"It was really my very first idea. When I was thinking about who would be the costume designer, I went to see a defiles [runway show] of Jean Paul Gaultier's that was based on [Hans Christian Andersen's fairy tale] 'The Little Mermaid,' and it was incredible. There were these girls with dripping wet hair, there were starfish, and everything was incredibly inspired by the seas and the elements of fish. I remember thinking he was the right guy for this production."
Once Gaultier was on board, Preljocaj said the process consisted of meetings to discuss the elements; the artistic directors' vision and interpretation of the characters, the symbolism of the story, and how the various pieces would fit into -- and play off of -- the set. Leproust's minimalist backdrop is impressive in its starkness. Some parts -- the wall-mounted thrones and towering mirror in particular -- wouldn't look out of place in Roger Waters' touring production of "The Wall"; other pieces are more organic in nature, including a rock wall for a bungee-ballet number by the seven dwarfs and pods that looked like a mix of smooth-tumbled rocks, mushroom caps and beanbag chairs.
"The last part was to walk through the choreography with him." Preljocaj explained. "After that, he went away for two weeks and brought me back 200 sketches for costume ideas -- lots of different ideas for each character."

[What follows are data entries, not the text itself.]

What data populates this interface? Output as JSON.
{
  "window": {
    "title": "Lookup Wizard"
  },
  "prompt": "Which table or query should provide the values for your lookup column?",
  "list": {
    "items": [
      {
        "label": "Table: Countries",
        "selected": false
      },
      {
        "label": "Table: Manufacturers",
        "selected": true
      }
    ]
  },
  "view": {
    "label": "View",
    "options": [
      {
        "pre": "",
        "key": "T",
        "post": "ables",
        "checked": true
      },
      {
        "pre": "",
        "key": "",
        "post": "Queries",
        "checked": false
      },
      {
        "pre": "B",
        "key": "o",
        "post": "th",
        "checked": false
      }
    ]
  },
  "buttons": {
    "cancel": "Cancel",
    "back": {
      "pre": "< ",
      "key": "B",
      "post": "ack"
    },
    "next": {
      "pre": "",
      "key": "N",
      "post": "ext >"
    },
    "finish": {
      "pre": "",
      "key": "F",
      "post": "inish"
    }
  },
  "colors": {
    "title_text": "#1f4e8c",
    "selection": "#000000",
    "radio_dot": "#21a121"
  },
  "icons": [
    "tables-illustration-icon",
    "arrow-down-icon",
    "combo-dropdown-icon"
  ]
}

From there, the designer and the artistic director worked to winnow the choices to costumes that would instantly telegraph each character (Preljocaj notes that each of the 25 dancers has at least three costumes).